Clarion erroneously told the Housing Ombudsman that it had fulfilled a compensation order and ultimately ended up paying out more than five months late, it has emerged.
On 30 November 2020, the ombudsman issued a determination notice concluding evidence of service failure in Clarion’s handling of a leaseholder’s complaint about leaks from the roof of his Wimbledon flat.
It ordered the 125,000-home landlord to give the resident £100 in compensation within four weeks on top of the £250 already offered during the complaints process, and to update the ombudsman when the money had been paid.
But emails seen by Inside Housing show that the resident – who has asked not to be named – was still chasing Clarion for the £100 he was owed up until June.
A customer support officer at the housing association also suggested the amount due to the resident was in fact only £70.
Following an intervention from a local councillor, Clarion apologised to the resident and paid him the £100, as well as an extra £50 in recognition of the inconvenience caused.
Asked about the case, the ombudsman said it chased Clarion over the compensation in early January after the four-week deadline had been missed.
Three months later, in April, Clarion told the dispute resolution service it had paid the compensation via an offset to the resident’s service charge arrears for January, which is permitted by ombudsman rules, and that it had confirmed this with the resident.
But the resident denied that his account was in arrears or that he ever confirmed receiving the £100 compensation.
The error is believed to have arisen due to confusion about a separate dispute between the resident and Clarion over his service charges.
An email from a senior officer at Clarion to the resident earlier this month confirmed that the £150 paid was for the ombudsman order from 30 November 2020.
Neither Clarion nor the ombudsman denied to Inside Housing that the landlord had been wrong when it told the service in April that the compensation order had been fulfilled.
The resident also claimed that he had chased the ombudsman over the issue without receiving a response.
The ombudsman said it had no further comment.
Janice Howard, the councillor at Merton Council who intervened on the resident’s behalf, said: “Clarion Housing has let many residents down in their properties across Merton.
“It is unbelievable that I had to chase them to pay the monies due to my resident and that they were trying to pay him less than the ombudsman had awarded.”
This month, Clarion apologised to residents after ITV News reported on squalid conditions at one of its estates in Mitcham, which is also in Merton.
The association, which is the largest in the UK, took on 9,000 homes from Merton Council through a stock transfer in 2010.

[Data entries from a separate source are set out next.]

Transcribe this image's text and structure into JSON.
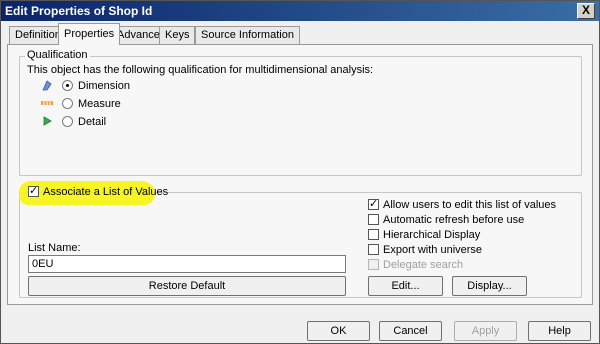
{
  "window": {
    "title": "Edit Properties of Shop Id",
    "close_glyph": "X"
  },
  "tabs": [
    "Definition",
    "Properties",
    "Advanced",
    "Keys",
    "Source Information"
  ],
  "active_tab": "Properties",
  "qualification": {
    "legend": "Qualification",
    "description": "This object has the following qualification for multidimensional analysis:",
    "options": [
      {
        "label": "Dimension",
        "icon": "dimension-icon",
        "selected": true
      },
      {
        "label": "Measure",
        "icon": "measure-icon",
        "selected": false
      },
      {
        "label": "Detail",
        "icon": "detail-icon",
        "selected": false
      }
    ]
  },
  "lov": {
    "associate_label": "Associate a List of Values",
    "associate_checked": true,
    "list_name_label": "List Name:",
    "list_name_value": "0EU",
    "restore_default": "Restore Default",
    "options": [
      {
        "label": "Allow users to edit this list of values",
        "checked": true,
        "enabled": true
      },
      {
        "label": "Automatic refresh before use",
        "checked": false,
        "enabled": true
      },
      {
        "label": "Hierarchical Display",
        "checked": false,
        "enabled": true
      },
      {
        "label": "Export with universe",
        "checked": false,
        "enabled": true
      },
      {
        "label": "Delegate search",
        "checked": false,
        "enabled": false
      }
    ],
    "edit_button": "Edit...",
    "display_button": "Display..."
  },
  "footer": {
    "ok": "OK",
    "cancel": "Cancel",
    "apply": "Apply",
    "help": "Help"
  },
  "colors": {
    "highlight": "#f8f400",
    "title_bar": "#0a246a"
  }
}
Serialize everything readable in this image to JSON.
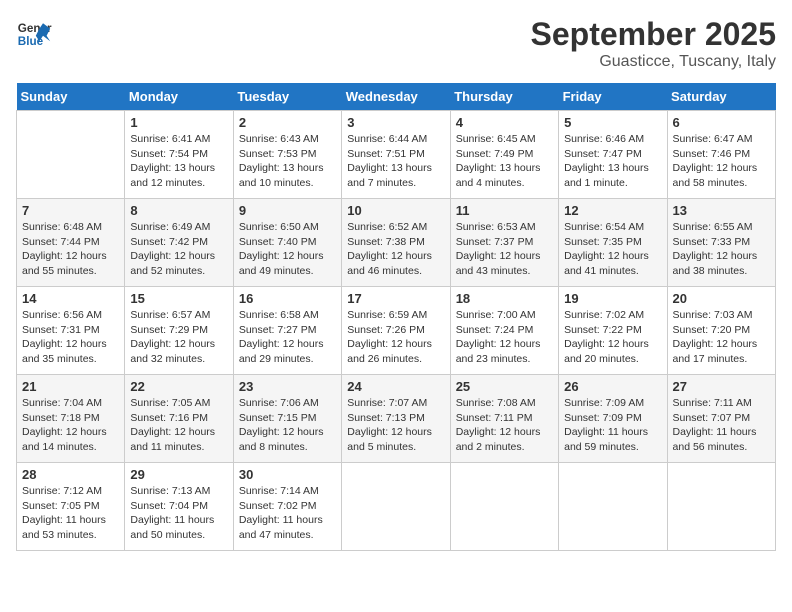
{
  "logo": {
    "line1": "General",
    "line2": "Blue"
  },
  "title": "September 2025",
  "subtitle": "Guasticce, Tuscany, Italy",
  "weekdays": [
    "Sunday",
    "Monday",
    "Tuesday",
    "Wednesday",
    "Thursday",
    "Friday",
    "Saturday"
  ],
  "weeks": [
    [
      {
        "day": "",
        "info": ""
      },
      {
        "day": "1",
        "info": "Sunrise: 6:41 AM\nSunset: 7:54 PM\nDaylight: 13 hours\nand 12 minutes."
      },
      {
        "day": "2",
        "info": "Sunrise: 6:43 AM\nSunset: 7:53 PM\nDaylight: 13 hours\nand 10 minutes."
      },
      {
        "day": "3",
        "info": "Sunrise: 6:44 AM\nSunset: 7:51 PM\nDaylight: 13 hours\nand 7 minutes."
      },
      {
        "day": "4",
        "info": "Sunrise: 6:45 AM\nSunset: 7:49 PM\nDaylight: 13 hours\nand 4 minutes."
      },
      {
        "day": "5",
        "info": "Sunrise: 6:46 AM\nSunset: 7:47 PM\nDaylight: 13 hours\nand 1 minute."
      },
      {
        "day": "6",
        "info": "Sunrise: 6:47 AM\nSunset: 7:46 PM\nDaylight: 12 hours\nand 58 minutes."
      }
    ],
    [
      {
        "day": "7",
        "info": "Sunrise: 6:48 AM\nSunset: 7:44 PM\nDaylight: 12 hours\nand 55 minutes."
      },
      {
        "day": "8",
        "info": "Sunrise: 6:49 AM\nSunset: 7:42 PM\nDaylight: 12 hours\nand 52 minutes."
      },
      {
        "day": "9",
        "info": "Sunrise: 6:50 AM\nSunset: 7:40 PM\nDaylight: 12 hours\nand 49 minutes."
      },
      {
        "day": "10",
        "info": "Sunrise: 6:52 AM\nSunset: 7:38 PM\nDaylight: 12 hours\nand 46 minutes."
      },
      {
        "day": "11",
        "info": "Sunrise: 6:53 AM\nSunset: 7:37 PM\nDaylight: 12 hours\nand 43 minutes."
      },
      {
        "day": "12",
        "info": "Sunrise: 6:54 AM\nSunset: 7:35 PM\nDaylight: 12 hours\nand 41 minutes."
      },
      {
        "day": "13",
        "info": "Sunrise: 6:55 AM\nSunset: 7:33 PM\nDaylight: 12 hours\nand 38 minutes."
      }
    ],
    [
      {
        "day": "14",
        "info": "Sunrise: 6:56 AM\nSunset: 7:31 PM\nDaylight: 12 hours\nand 35 minutes."
      },
      {
        "day": "15",
        "info": "Sunrise: 6:57 AM\nSunset: 7:29 PM\nDaylight: 12 hours\nand 32 minutes."
      },
      {
        "day": "16",
        "info": "Sunrise: 6:58 AM\nSunset: 7:27 PM\nDaylight: 12 hours\nand 29 minutes."
      },
      {
        "day": "17",
        "info": "Sunrise: 6:59 AM\nSunset: 7:26 PM\nDaylight: 12 hours\nand 26 minutes."
      },
      {
        "day": "18",
        "info": "Sunrise: 7:00 AM\nSunset: 7:24 PM\nDaylight: 12 hours\nand 23 minutes."
      },
      {
        "day": "19",
        "info": "Sunrise: 7:02 AM\nSunset: 7:22 PM\nDaylight: 12 hours\nand 20 minutes."
      },
      {
        "day": "20",
        "info": "Sunrise: 7:03 AM\nSunset: 7:20 PM\nDaylight: 12 hours\nand 17 minutes."
      }
    ],
    [
      {
        "day": "21",
        "info": "Sunrise: 7:04 AM\nSunset: 7:18 PM\nDaylight: 12 hours\nand 14 minutes."
      },
      {
        "day": "22",
        "info": "Sunrise: 7:05 AM\nSunset: 7:16 PM\nDaylight: 12 hours\nand 11 minutes."
      },
      {
        "day": "23",
        "info": "Sunrise: 7:06 AM\nSunset: 7:15 PM\nDaylight: 12 hours\nand 8 minutes."
      },
      {
        "day": "24",
        "info": "Sunrise: 7:07 AM\nSunset: 7:13 PM\nDaylight: 12 hours\nand 5 minutes."
      },
      {
        "day": "25",
        "info": "Sunrise: 7:08 AM\nSunset: 7:11 PM\nDaylight: 12 hours\nand 2 minutes."
      },
      {
        "day": "26",
        "info": "Sunrise: 7:09 AM\nSunset: 7:09 PM\nDaylight: 11 hours\nand 59 minutes."
      },
      {
        "day": "27",
        "info": "Sunrise: 7:11 AM\nSunset: 7:07 PM\nDaylight: 11 hours\nand 56 minutes."
      }
    ],
    [
      {
        "day": "28",
        "info": "Sunrise: 7:12 AM\nSunset: 7:05 PM\nDaylight: 11 hours\nand 53 minutes."
      },
      {
        "day": "29",
        "info": "Sunrise: 7:13 AM\nSunset: 7:04 PM\nDaylight: 11 hours\nand 50 minutes."
      },
      {
        "day": "30",
        "info": "Sunrise: 7:14 AM\nSunset: 7:02 PM\nDaylight: 11 hours\nand 47 minutes."
      },
      {
        "day": "",
        "info": ""
      },
      {
        "day": "",
        "info": ""
      },
      {
        "day": "",
        "info": ""
      },
      {
        "day": "",
        "info": ""
      }
    ]
  ]
}
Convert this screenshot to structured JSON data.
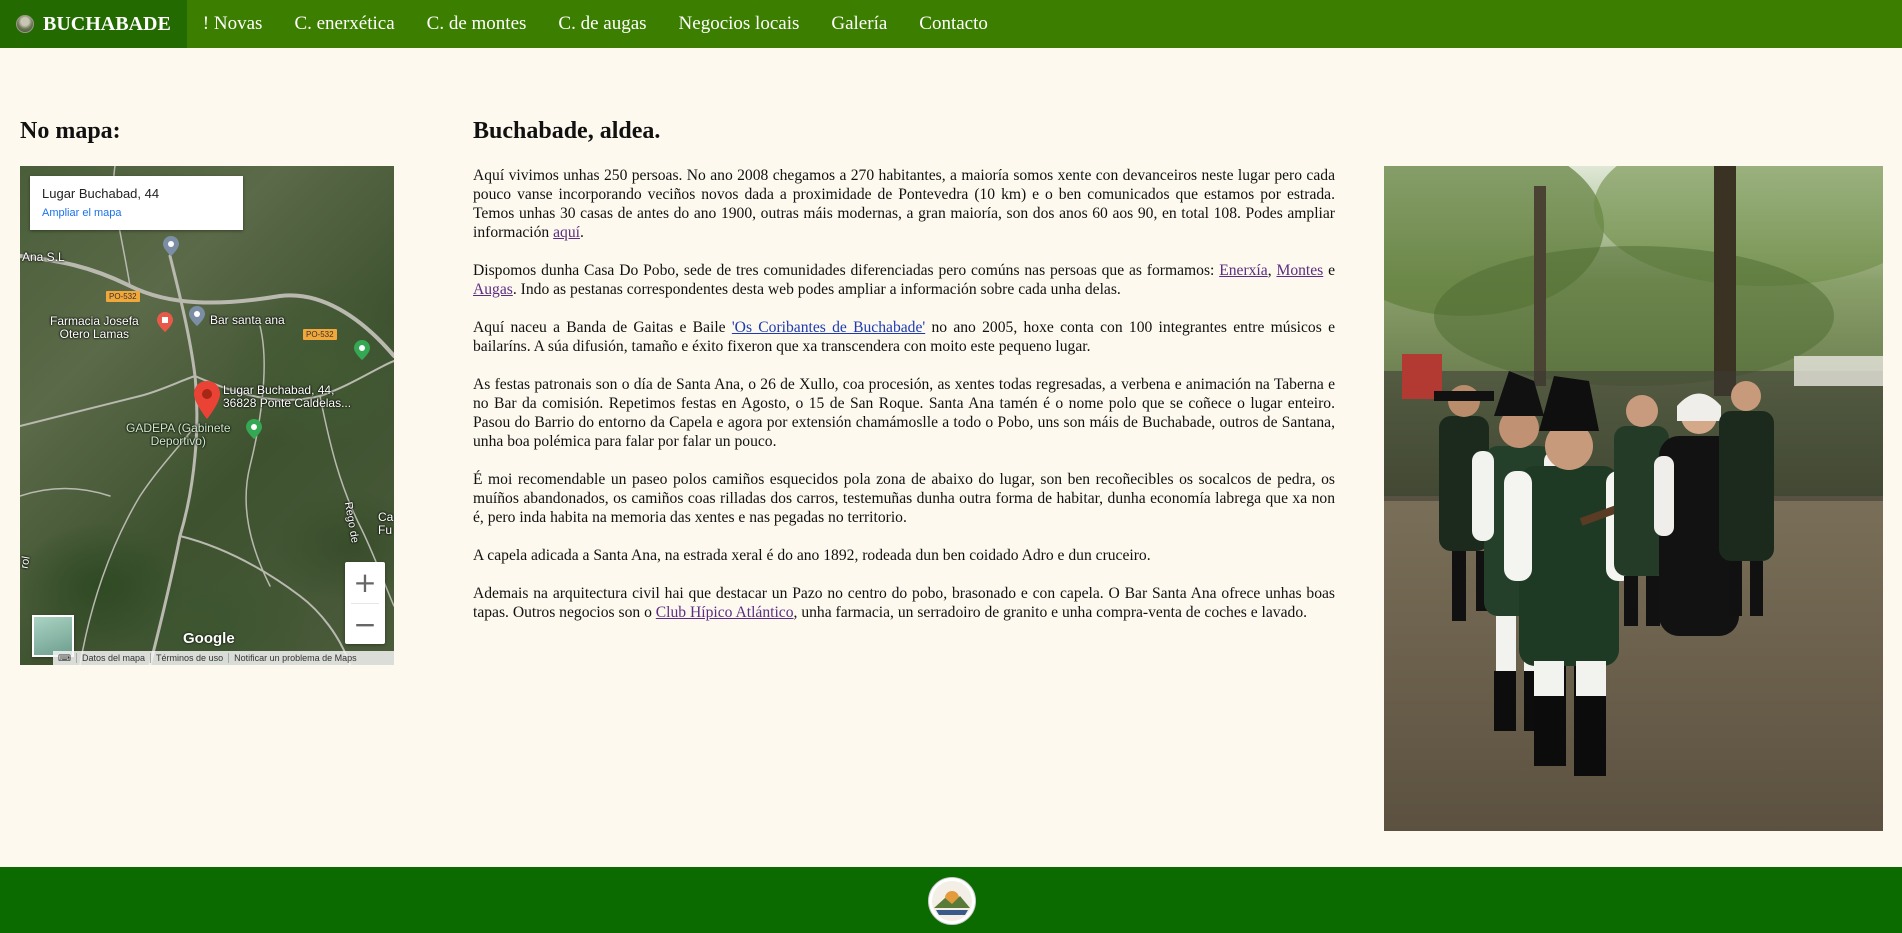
{
  "nav": {
    "brand": "BUCHABADE",
    "items": [
      {
        "label": "! Novas"
      },
      {
        "label": "C. enerxética"
      },
      {
        "label": "C. de montes"
      },
      {
        "label": "C. de augas"
      },
      {
        "label": "Negocios locais"
      },
      {
        "label": "Galería"
      },
      {
        "label": "Contacto"
      }
    ]
  },
  "map_section": {
    "heading": "No mapa:",
    "card": {
      "place": "Lugar Buchabad, 44",
      "enlarge": "Ampliar el mapa"
    },
    "labels": {
      "ana_sl": "Ana S.L",
      "farmacia": "Farmacia Josefa\nOtero Lamas",
      "bar": "Bar santa ana",
      "lugar": "Lugar Buchabad, 44,\n36828 Ponte Caldelas...",
      "gadepa": "GADEPA (Gabinete\nDeportivo)",
      "rego": "Rego de",
      "ca": "Ca\nFu",
      "rol": "rol",
      "road1": "PO-532",
      "road2": "PO-532"
    },
    "zoom_in": "+",
    "zoom_out": "−",
    "google": "Google",
    "footer": {
      "data": "Datos del mapa",
      "terms": "Términos de uso",
      "report": "Notificar un problema de Maps"
    }
  },
  "article": {
    "heading": "Buchabade, aldea.",
    "p1_text": "Aquí vivimos unhas 250 persoas. No ano 2008 chegamos a 270 habitantes, a maioría somos xente con devanceiros neste lugar pero cada pouco vanse incorporando veciños novos dada a proximidade de Pontevedra (10 km) e o ben comunicados que estamos por estrada. Temos unhas 30 casas de antes do ano 1900, outras máis modernas, a gran maioría, son dos anos 60 aos 90, en total 108. Podes ampliar información ",
    "p1_link": "aquí",
    "p1_end": ".",
    "p2_text": "Dispomos dunha Casa Do Pobo, sede de tres comunidades diferenciadas pero comúns nas persoas que as formamos: ",
    "p2_link1": "Enerxía",
    "p2_sep1": ", ",
    "p2_link2": "Montes",
    "p2_sep2": " e ",
    "p2_link3": "Augas",
    "p2_end": ". Indo as pestanas correspondentes desta web podes ampliar a información sobre cada unha delas.",
    "p3_text": "Aquí naceu a Banda de Gaitas e Baile ",
    "p3_link": "'Os Coribantes de Buchabade'",
    "p3_end": " no ano 2005, hoxe conta con 100 integrantes entre músicos e bailaríns. A súa difusión, tamaño e éxito fixeron que xa transcendera con moito este pequeno lugar.",
    "p4": "As festas patronais son o día de Santa Ana, o 26 de Xullo, coa procesión, as xentes todas regresadas, a verbena e animación na Taberna e no Bar da comisión. Repetimos festas en Agosto, o 15 de San Roque. Santa Ana tamén é o nome polo que se coñece o lugar enteiro. Pasou do Barrio do entorno da Capela e agora por extensión chamámoslle a todo o Pobo, uns son máis de Buchabade, outros de Santana, unha boa polémica para falar por falar un pouco.",
    "p5": "É moi recomendable un paseo polos camiños esquecidos pola zona de abaixo do lugar, son ben recoñecibles os socalcos de pedra, os muíños abandonados, os camiños coas rilladas dos carros, testemuñas dunha outra forma de habitar, dunha economía labrega que xa non é, pero inda habita na memoria das xentes e nas pegadas no territorio.",
    "p6": "A capela adicada a Santa Ana, na estrada xeral é do ano 1892, rodeada dun ben coidado Adro e dun cruceiro.",
    "p7_text": "Ademais na arquitectura civil hai que destacar un Pazo no centro do pobo, brasonado e con capela. O Bar Santa Ana ofrece unhas boas tapas. Outros negocios son o ",
    "p7_link": "Club Hípico Atlántico",
    "p7_end": ", unha farmacia, un serradoiro de granito e unha compra-venta de coches e lavado."
  },
  "colors": {
    "nav": "#3c7f00",
    "brand_bg": "#236b00",
    "page_bg": "#fdf9ee",
    "footer": "#0b6b00",
    "link": "#5a2d82"
  }
}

A spokesperson for Clarion Housing Group said: “We have apologised to [the resident] for the delay in transferring the money owed to him.
“This has taken longer than it should have done to resolve, but we can confirm [the resident] has now received the original sum requested by the ombudsman and additional compensation from Clarion.”
The Housing Ombudsman has recently gained prominence through a new, tougher scheme and is set to play a key role in the government’s vision for an overhauled consumer regulation system for the sector, set out in the Social Housing White Paper.
In 2019/20, 96% of ombudsman orders were complied with inside three months, while 99% were fulfilled within six months.
Clarion complied with 96.5% within three months and 99.4% within six months, slightly above the average.
It was ordered to pay out £32,634.09 in total compensation – nearly £14,000 more than any other landlord.
A recent report by the ombudsman revealed that the number of complaints received by the service increased 73% between January and March this year compared with the same period in 2020.